▶ **The problem**: Below is a listing. Gather each line of it that contains "loader".
╭─ Data for analysis
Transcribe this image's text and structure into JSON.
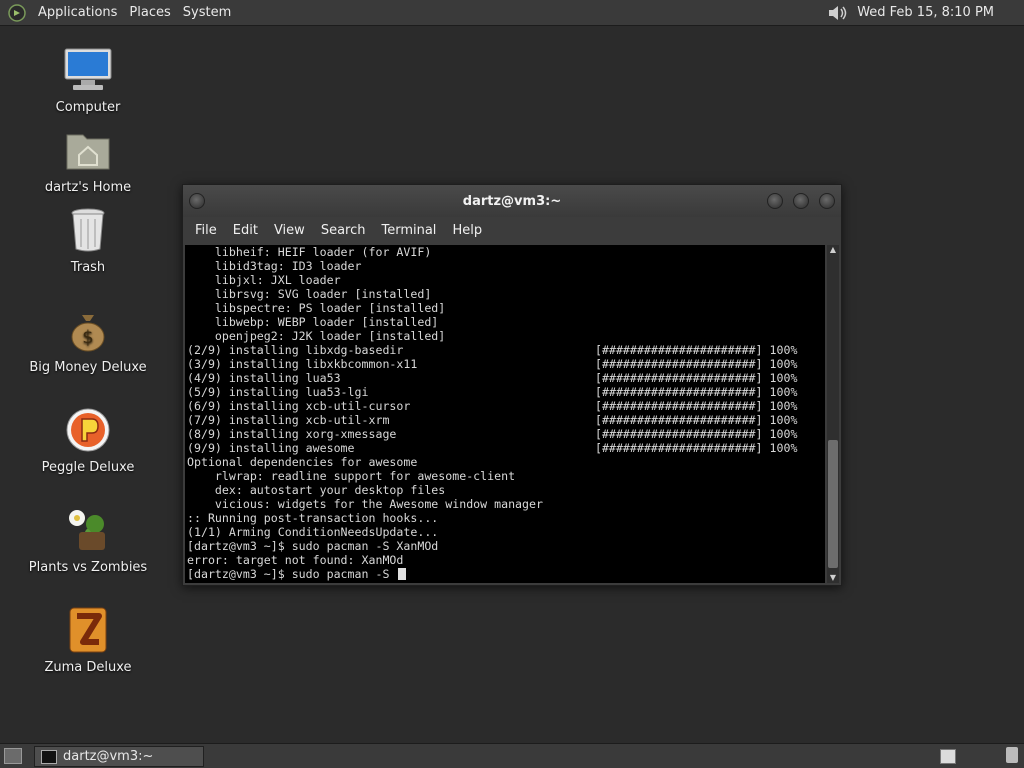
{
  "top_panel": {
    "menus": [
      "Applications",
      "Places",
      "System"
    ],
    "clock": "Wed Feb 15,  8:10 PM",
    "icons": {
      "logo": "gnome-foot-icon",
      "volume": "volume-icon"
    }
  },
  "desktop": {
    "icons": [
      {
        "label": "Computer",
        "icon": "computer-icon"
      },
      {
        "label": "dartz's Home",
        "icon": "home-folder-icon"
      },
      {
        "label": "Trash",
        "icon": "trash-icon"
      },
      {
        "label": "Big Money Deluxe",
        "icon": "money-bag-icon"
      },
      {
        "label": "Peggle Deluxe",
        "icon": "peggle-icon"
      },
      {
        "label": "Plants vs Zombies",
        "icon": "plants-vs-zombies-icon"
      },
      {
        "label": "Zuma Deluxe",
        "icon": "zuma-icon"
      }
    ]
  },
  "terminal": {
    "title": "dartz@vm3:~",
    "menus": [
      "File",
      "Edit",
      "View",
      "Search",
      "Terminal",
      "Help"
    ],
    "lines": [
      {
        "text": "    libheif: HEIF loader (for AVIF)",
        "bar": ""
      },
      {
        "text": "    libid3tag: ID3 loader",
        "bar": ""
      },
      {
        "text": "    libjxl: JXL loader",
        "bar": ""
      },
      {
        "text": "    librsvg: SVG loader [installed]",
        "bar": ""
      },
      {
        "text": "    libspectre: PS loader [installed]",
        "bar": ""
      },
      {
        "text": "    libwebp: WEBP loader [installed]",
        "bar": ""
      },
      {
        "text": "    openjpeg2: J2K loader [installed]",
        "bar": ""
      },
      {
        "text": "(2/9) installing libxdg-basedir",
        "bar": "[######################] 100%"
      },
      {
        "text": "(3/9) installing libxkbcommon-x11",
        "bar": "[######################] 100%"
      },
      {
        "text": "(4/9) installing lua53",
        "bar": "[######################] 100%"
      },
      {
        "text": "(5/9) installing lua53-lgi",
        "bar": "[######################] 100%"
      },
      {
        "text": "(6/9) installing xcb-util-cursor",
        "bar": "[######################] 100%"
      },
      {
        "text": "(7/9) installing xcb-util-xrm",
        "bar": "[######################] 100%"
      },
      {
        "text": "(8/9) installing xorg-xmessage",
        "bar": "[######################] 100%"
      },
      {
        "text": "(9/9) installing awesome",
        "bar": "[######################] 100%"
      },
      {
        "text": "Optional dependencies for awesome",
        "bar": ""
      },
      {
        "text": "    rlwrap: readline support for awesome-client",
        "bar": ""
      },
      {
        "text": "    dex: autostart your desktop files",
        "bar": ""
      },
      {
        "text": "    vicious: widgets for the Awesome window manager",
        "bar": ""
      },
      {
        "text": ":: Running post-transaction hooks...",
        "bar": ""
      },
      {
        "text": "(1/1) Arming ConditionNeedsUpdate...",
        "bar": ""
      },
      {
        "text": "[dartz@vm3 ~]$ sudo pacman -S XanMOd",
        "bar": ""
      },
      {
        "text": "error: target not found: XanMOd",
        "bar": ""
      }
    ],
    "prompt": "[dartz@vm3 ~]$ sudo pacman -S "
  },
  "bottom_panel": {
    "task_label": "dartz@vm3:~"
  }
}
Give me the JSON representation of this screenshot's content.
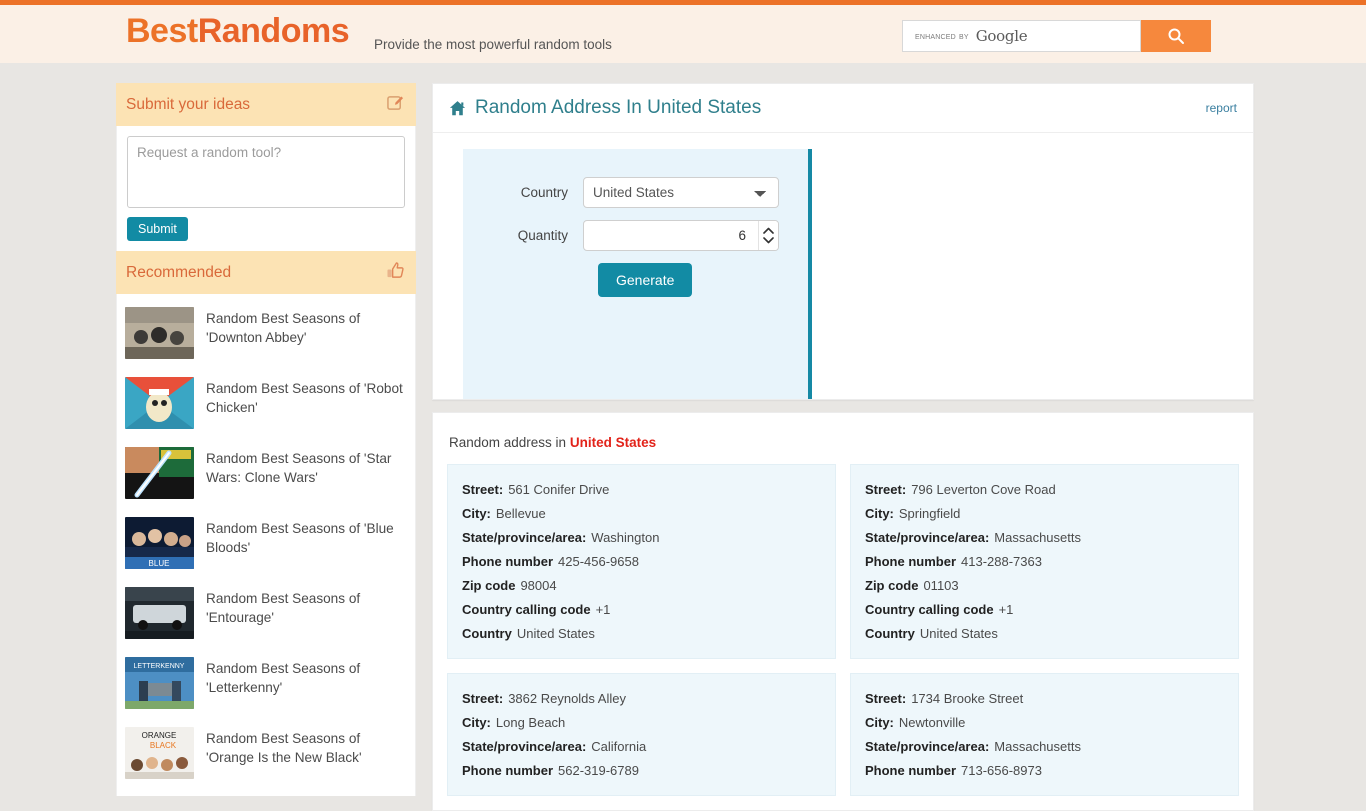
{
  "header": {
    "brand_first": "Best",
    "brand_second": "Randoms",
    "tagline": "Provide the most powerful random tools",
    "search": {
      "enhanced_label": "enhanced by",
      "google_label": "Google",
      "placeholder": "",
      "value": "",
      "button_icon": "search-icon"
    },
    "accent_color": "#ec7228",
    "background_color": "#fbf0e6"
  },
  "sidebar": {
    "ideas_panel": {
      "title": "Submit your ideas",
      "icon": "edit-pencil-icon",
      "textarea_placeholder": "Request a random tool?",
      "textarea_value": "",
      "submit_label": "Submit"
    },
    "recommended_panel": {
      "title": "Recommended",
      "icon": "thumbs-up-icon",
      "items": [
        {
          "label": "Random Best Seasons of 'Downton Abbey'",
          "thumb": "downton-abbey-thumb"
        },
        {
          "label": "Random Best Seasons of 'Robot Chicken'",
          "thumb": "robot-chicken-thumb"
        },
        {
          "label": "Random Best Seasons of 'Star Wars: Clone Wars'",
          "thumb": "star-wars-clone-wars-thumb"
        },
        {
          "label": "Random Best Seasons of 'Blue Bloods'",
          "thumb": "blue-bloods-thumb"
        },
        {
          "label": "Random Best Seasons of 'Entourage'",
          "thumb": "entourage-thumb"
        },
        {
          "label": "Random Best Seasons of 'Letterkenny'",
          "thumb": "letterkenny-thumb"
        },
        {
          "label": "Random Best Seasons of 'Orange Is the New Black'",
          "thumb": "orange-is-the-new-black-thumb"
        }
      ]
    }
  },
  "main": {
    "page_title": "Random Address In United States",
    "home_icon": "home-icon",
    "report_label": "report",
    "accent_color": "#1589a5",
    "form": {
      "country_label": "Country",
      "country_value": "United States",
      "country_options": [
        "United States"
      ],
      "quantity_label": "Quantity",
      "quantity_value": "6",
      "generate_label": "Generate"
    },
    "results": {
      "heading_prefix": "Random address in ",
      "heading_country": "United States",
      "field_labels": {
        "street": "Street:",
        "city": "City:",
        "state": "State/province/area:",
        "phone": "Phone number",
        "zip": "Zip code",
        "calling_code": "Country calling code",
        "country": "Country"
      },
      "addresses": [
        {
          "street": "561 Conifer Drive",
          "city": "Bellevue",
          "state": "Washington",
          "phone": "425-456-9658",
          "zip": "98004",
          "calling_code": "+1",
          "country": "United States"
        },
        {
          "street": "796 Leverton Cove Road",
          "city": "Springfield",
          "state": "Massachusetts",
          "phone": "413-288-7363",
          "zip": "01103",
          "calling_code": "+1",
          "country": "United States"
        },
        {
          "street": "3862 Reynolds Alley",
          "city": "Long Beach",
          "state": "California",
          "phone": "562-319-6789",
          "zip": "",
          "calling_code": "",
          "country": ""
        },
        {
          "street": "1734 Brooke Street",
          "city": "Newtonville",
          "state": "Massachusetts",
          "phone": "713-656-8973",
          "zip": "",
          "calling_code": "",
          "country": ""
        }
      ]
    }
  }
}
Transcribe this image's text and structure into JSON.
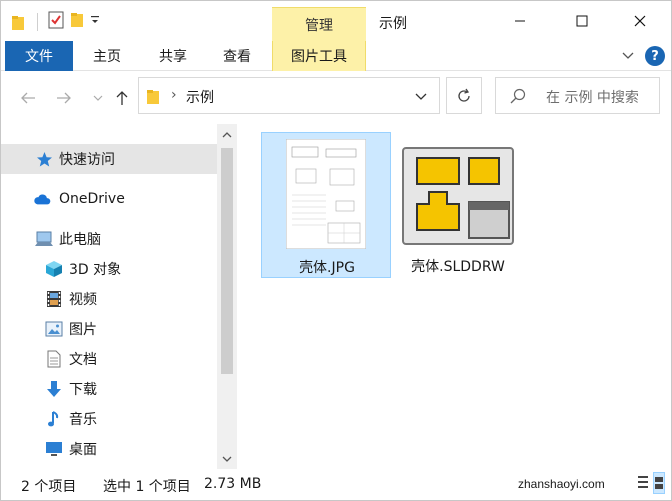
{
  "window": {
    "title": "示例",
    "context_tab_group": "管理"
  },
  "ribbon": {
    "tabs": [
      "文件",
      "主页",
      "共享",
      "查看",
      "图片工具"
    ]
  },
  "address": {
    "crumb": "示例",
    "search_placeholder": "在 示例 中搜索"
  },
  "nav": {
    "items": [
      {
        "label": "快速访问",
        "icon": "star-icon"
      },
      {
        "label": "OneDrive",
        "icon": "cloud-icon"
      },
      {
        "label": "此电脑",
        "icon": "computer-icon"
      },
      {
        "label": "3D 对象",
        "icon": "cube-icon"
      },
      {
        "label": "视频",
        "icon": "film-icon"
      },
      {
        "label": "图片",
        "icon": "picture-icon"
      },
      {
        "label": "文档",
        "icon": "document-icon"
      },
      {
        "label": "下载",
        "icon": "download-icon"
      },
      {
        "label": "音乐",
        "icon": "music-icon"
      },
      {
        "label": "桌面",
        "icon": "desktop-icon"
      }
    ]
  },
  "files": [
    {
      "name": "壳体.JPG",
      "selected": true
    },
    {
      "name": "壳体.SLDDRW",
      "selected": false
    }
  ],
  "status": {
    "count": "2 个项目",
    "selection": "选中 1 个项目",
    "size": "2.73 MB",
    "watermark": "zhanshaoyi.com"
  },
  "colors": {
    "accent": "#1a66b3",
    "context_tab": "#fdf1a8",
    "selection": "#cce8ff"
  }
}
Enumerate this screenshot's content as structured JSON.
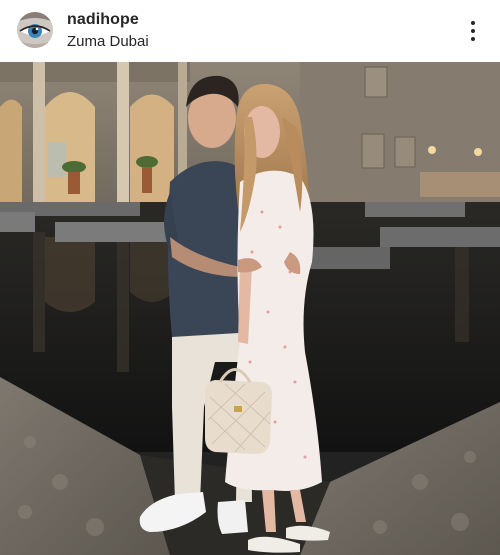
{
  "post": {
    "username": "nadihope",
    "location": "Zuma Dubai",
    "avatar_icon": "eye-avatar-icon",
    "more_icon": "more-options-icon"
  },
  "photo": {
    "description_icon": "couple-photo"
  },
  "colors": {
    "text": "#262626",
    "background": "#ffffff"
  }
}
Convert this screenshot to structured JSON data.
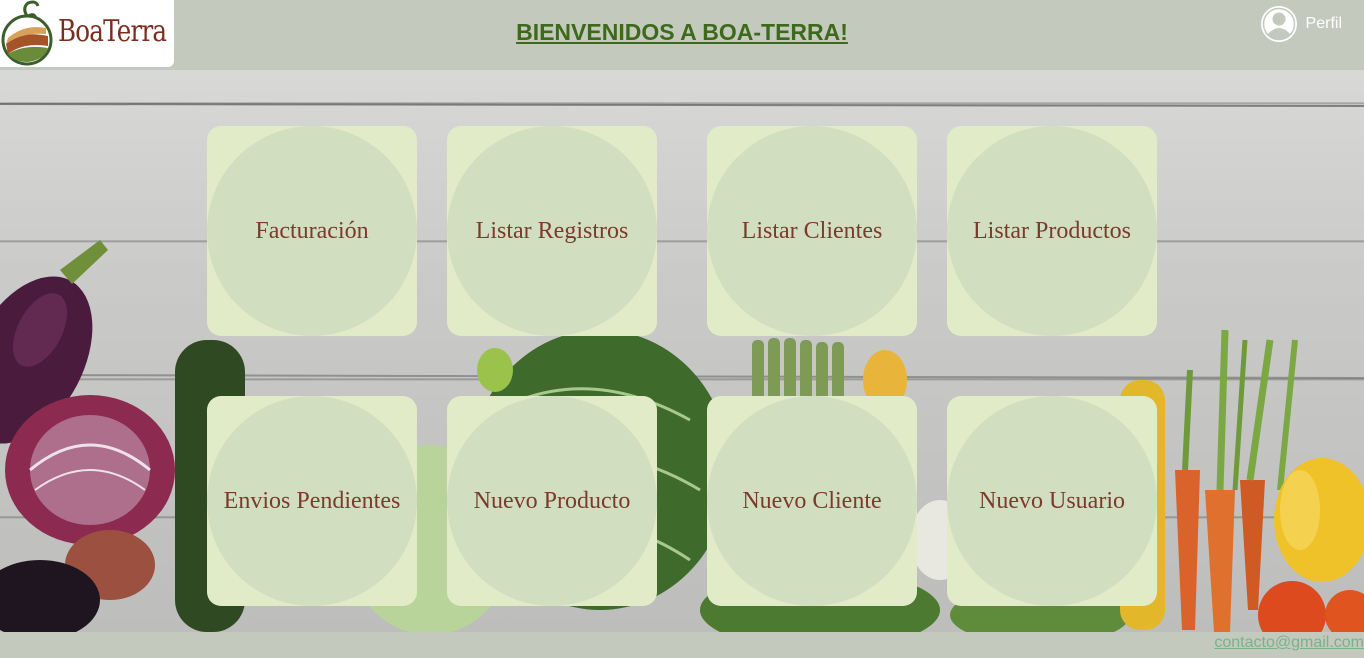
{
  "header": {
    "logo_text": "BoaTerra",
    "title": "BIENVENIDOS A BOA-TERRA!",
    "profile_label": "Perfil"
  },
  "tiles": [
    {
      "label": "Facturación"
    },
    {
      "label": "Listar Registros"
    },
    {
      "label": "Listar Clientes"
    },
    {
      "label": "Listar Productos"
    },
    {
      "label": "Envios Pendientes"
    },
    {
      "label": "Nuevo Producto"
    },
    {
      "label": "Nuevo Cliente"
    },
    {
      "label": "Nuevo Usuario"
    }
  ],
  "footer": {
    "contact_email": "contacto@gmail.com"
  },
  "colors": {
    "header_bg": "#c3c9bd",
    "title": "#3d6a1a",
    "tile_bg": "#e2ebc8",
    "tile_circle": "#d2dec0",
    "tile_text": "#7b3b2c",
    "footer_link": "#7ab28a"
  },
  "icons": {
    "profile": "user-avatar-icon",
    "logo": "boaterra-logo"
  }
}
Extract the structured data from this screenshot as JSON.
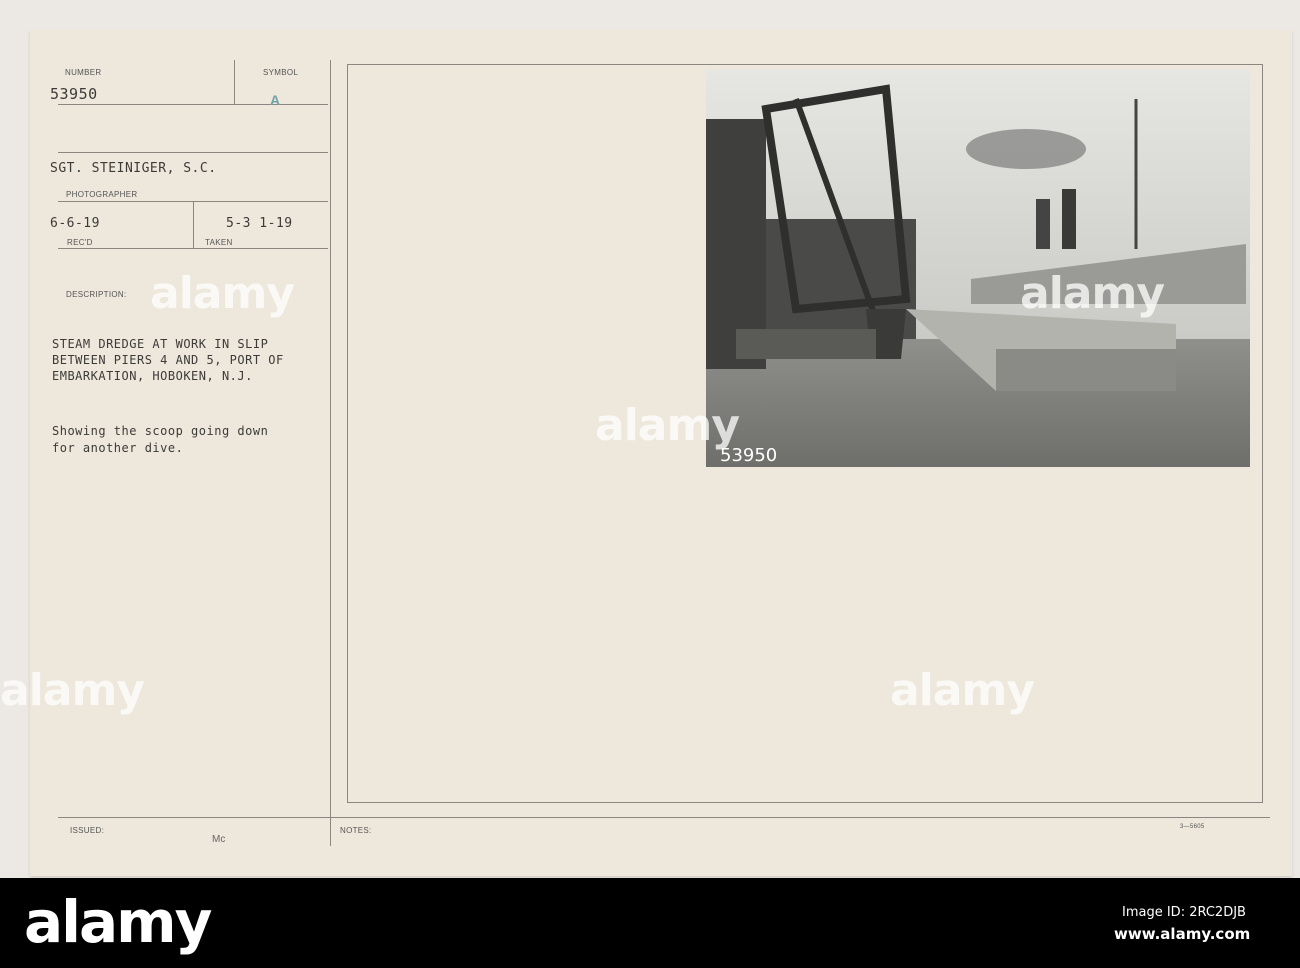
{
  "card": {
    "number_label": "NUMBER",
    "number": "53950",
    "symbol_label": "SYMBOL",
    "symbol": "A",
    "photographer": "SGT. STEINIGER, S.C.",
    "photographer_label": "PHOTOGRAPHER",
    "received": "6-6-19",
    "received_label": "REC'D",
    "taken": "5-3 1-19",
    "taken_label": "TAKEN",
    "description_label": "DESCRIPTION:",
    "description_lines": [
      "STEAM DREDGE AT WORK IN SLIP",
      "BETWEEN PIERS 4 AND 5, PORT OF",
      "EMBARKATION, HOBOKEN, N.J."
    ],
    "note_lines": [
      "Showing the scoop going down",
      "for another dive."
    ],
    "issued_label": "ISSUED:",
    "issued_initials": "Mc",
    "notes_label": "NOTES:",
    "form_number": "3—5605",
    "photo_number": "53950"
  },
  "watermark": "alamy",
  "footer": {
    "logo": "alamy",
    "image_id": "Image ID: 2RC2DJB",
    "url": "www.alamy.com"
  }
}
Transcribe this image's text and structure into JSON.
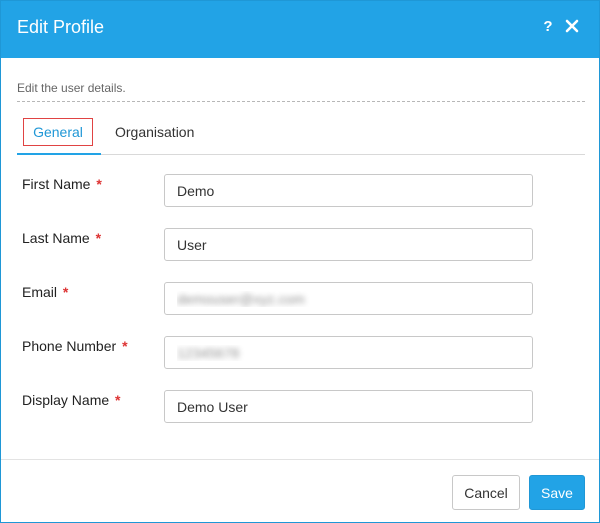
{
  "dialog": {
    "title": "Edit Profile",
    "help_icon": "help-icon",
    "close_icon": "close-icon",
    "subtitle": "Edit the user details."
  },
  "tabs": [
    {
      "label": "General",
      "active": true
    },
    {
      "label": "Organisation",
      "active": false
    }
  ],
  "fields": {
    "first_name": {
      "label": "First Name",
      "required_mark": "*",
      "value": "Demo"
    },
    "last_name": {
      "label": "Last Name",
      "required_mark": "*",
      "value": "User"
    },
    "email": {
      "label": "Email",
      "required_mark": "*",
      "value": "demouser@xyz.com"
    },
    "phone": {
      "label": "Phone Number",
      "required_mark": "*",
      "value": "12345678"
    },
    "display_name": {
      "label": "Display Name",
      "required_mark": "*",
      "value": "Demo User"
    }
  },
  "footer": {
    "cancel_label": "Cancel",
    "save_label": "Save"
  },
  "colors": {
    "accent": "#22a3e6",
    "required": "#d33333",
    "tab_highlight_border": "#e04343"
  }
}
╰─
▶ **Written reply**:
        "text": "    libheif: HEIF loader (for AVIF)",
        "text": "    libid3tag: ID3 loader",
        "text": "    libjxl: JXL loader",
        "text": "    librsvg: SVG loader [installed]",
        "text": "    libspectre: PS loader [installed]",
        "text": "    libwebp: WEBP loader [installed]",
        "text": "    openjpeg2: J2K loader [installed]",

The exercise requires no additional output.